WORK INSTRUCTION ::
Look through the entries for the string "label", and copy each line that holds it.
(LISTED RECORDS)
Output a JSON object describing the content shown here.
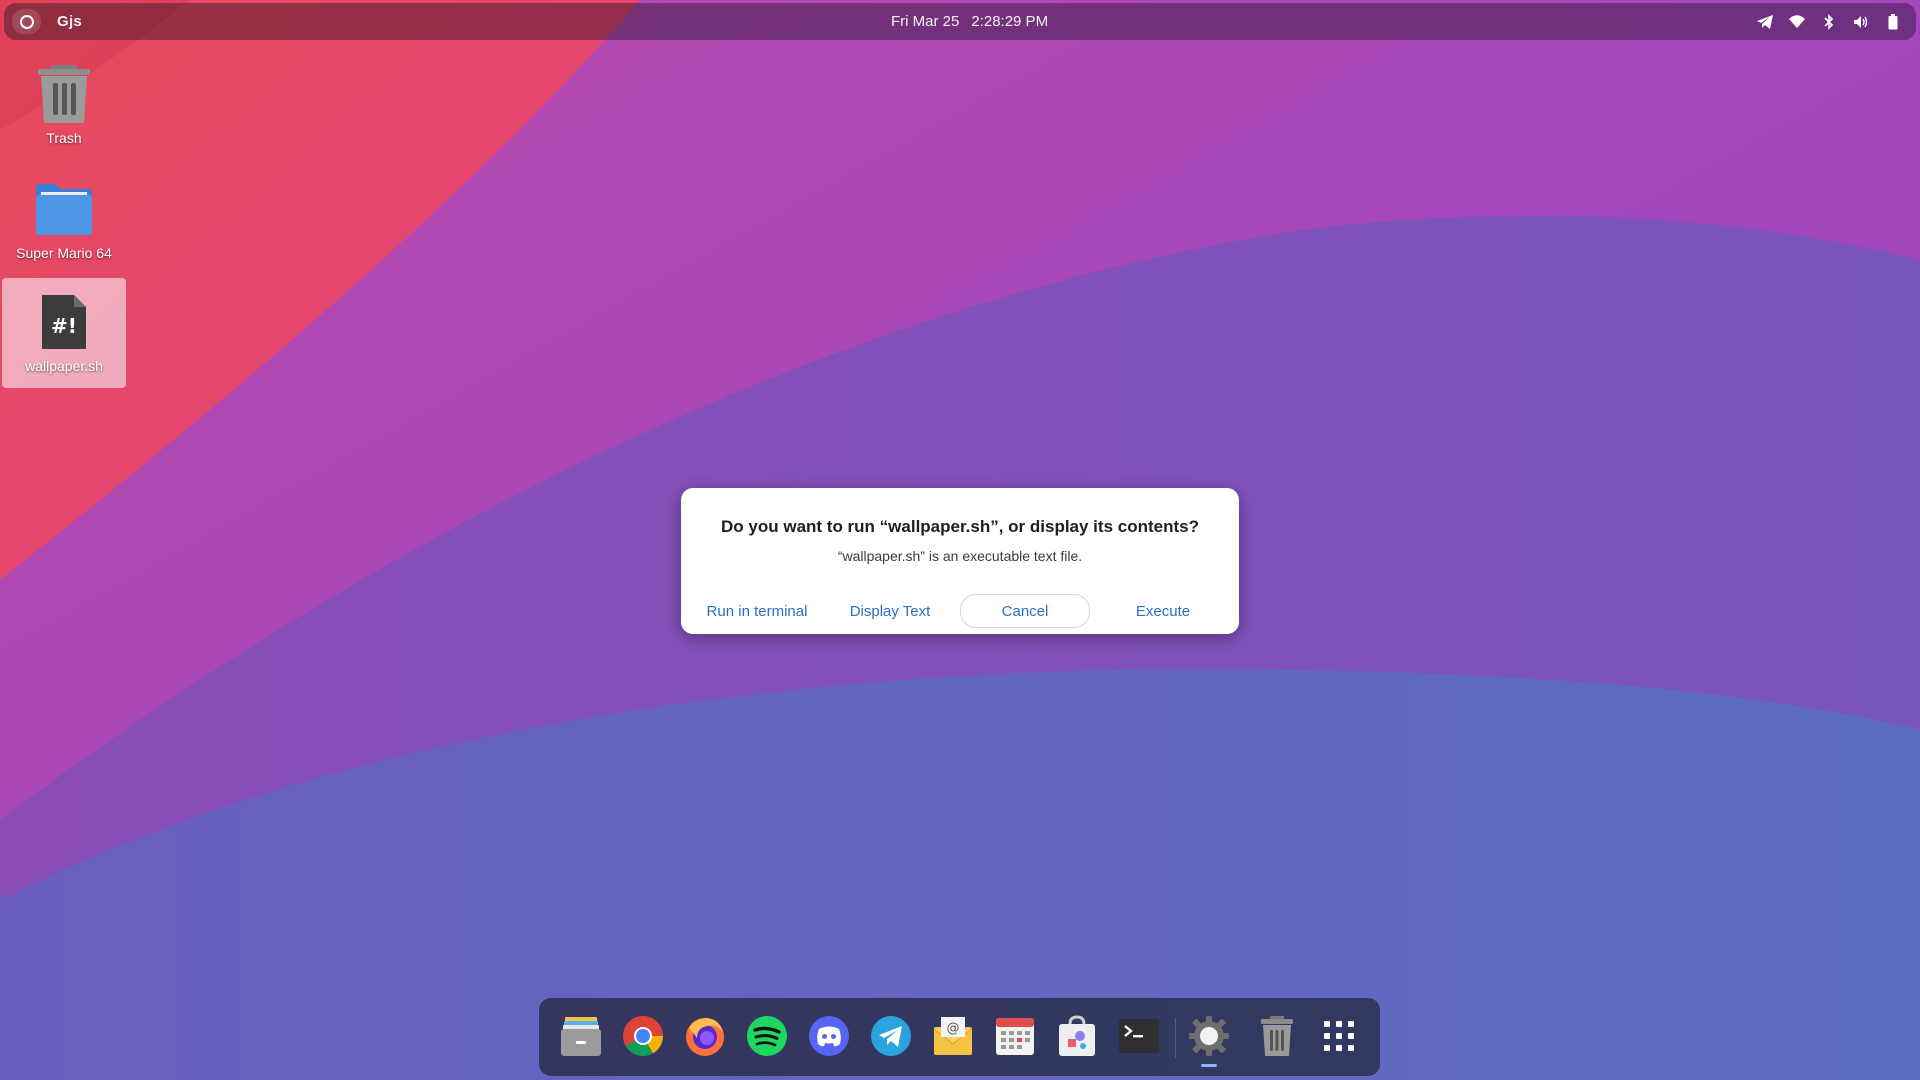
{
  "topbar": {
    "app_menu": "Gjs",
    "date": "Fri Mar 25",
    "time": "2:28:29 PM",
    "tray_icons": [
      "telegram-tray-icon",
      "wifi-icon",
      "bluetooth-icon",
      "volume-icon",
      "battery-icon"
    ]
  },
  "desktop": {
    "icons": [
      {
        "label": "Trash",
        "icon": "trash-icon"
      },
      {
        "label": "Super Mario 64",
        "icon": "folder-icon"
      },
      {
        "label": "wallpaper.sh",
        "icon": "script-file-icon",
        "selected": true
      }
    ]
  },
  "dialog": {
    "title": "Do you want to run “wallpaper.sh”, or display its contents?",
    "body": "“wallpaper.sh” is an executable text file.",
    "buttons": {
      "run_in_terminal": "Run in terminal",
      "display_text": "Display Text",
      "cancel": "Cancel",
      "execute": "Execute"
    }
  },
  "dock": {
    "items": [
      "files-icon",
      "chrome-icon",
      "firefox-icon",
      "spotify-icon",
      "discord-icon",
      "telegram-icon",
      "mail-icon",
      "calendar-icon",
      "software-store-icon",
      "terminal-icon",
      "settings-icon",
      "trash-icon",
      "app-grid-icon"
    ],
    "running": "settings-icon"
  },
  "colors": {
    "accent": "#2a6fc4",
    "wallpaper_pink": "#e8466e",
    "wallpaper_purple": "#a446b8",
    "wallpaper_blue": "#5e6cc0"
  }
}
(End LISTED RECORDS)
OUTPUT FOR THIS TASK ::
        "label": "Trash",
        "label": "Super Mario 64",
        "label": "wallpaper.sh",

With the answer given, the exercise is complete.